--- PROBLEM STATEMENT ---
Output all of the material exactly; leave out no line.
◇ ◇ ◇ ◇
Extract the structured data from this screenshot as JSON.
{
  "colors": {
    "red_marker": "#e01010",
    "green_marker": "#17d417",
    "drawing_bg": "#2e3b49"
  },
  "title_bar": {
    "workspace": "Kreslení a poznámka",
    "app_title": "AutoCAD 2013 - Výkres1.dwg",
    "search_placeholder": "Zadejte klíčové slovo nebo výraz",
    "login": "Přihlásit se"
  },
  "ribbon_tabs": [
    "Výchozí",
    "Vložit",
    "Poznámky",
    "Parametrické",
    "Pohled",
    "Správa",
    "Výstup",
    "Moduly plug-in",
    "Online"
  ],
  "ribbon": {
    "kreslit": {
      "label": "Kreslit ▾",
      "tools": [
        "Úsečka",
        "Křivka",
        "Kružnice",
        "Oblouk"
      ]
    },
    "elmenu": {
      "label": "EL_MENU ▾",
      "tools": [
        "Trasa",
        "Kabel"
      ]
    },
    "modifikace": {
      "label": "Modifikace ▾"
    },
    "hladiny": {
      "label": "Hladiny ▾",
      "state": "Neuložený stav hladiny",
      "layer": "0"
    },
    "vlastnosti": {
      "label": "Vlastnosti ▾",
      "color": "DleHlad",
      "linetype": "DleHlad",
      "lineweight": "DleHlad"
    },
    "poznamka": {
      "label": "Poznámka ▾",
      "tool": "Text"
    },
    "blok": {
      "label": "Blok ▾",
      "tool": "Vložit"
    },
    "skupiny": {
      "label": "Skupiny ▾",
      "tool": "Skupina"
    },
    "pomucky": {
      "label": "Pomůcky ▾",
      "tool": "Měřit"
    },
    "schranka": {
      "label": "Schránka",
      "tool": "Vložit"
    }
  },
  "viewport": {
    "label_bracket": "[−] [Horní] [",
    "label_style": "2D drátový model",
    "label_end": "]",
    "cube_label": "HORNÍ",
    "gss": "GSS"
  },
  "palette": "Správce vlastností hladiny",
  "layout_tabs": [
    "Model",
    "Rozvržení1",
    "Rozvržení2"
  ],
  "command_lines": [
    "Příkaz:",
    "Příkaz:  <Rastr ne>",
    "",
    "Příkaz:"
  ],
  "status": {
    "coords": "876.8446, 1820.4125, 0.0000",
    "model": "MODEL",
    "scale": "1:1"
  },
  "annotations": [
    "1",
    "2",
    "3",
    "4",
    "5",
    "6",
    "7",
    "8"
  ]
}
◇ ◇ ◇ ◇
--- YOUR SOLUTION ---
Extract the structured data from this screenshot as JSON.
{
  "colors": {
    "red_marker": "#e01010",
    "green_marker": "#17d417",
    "drawing_bg": "#2e3b49"
  },
  "title_bar": {
    "workspace": "Kreslení a poznámka",
    "app_title": "AutoCAD 2013 - Výkres1.dwg",
    "search_placeholder": "Zadejte klíčové slovo nebo výraz",
    "login": "Přihlásit se"
  },
  "ribbon_tabs": [
    "Výchozí",
    "Vložit",
    "Poznámky",
    "Parametrické",
    "Pohled",
    "Správa",
    "Výstup",
    "Moduly plug-in",
    "Online"
  ],
  "ribbon": {
    "kreslit": {
      "label": "Kreslit ▾",
      "tools": [
        "Úsečka",
        "Křivka",
        "Kružnice",
        "Oblouk"
      ]
    },
    "elmenu": {
      "label": "EL_MENU ▾",
      "tools": [
        "Trasa",
        "Kabel"
      ]
    },
    "modifikace": {
      "label": "Modifikace ▾"
    },
    "hladiny": {
      "label": "Hladiny ▾",
      "state": "Neuložený stav hladiny",
      "layer": "0"
    },
    "vlastnosti": {
      "label": "Vlastnosti ▾",
      "color": "DleHlad",
      "linetype": "DleHlad",
      "lineweight": "DleHlad"
    },
    "poznamka": {
      "label": "Poznámka ▾",
      "tool": "Text"
    },
    "blok": {
      "label": "Blok ▾",
      "tool": "Vložit"
    },
    "skupiny": {
      "label": "Skupiny ▾",
      "tool": "Skupina"
    },
    "pomucky": {
      "label": "Pomůcky ▾",
      "tool": "Měřit"
    },
    "schranka": {
      "label": "Schránka",
      "tool": "Vložit"
    }
  },
  "viewport": {
    "label_bracket": "[−] [Horní] [",
    "label_style": "2D drátový model",
    "label_end": "]",
    "cube_label": "HORNÍ",
    "gss": "GSS"
  },
  "palette": "Správce vlastností hladiny",
  "layout_tabs": [
    "Model",
    "Rozvržení1",
    "Rozvržení2"
  ],
  "command_lines": [
    "Příkaz:",
    "Příkaz:  <Rastr ne>",
    "",
    "Příkaz:"
  ],
  "status": {
    "coords": "876.8446, 1820.4125, 0.0000",
    "model": "MODEL",
    "scale": "1:1"
  },
  "annotations": [
    "1",
    "2",
    "3",
    "4",
    "5",
    "6",
    "7",
    "8"
  ]
}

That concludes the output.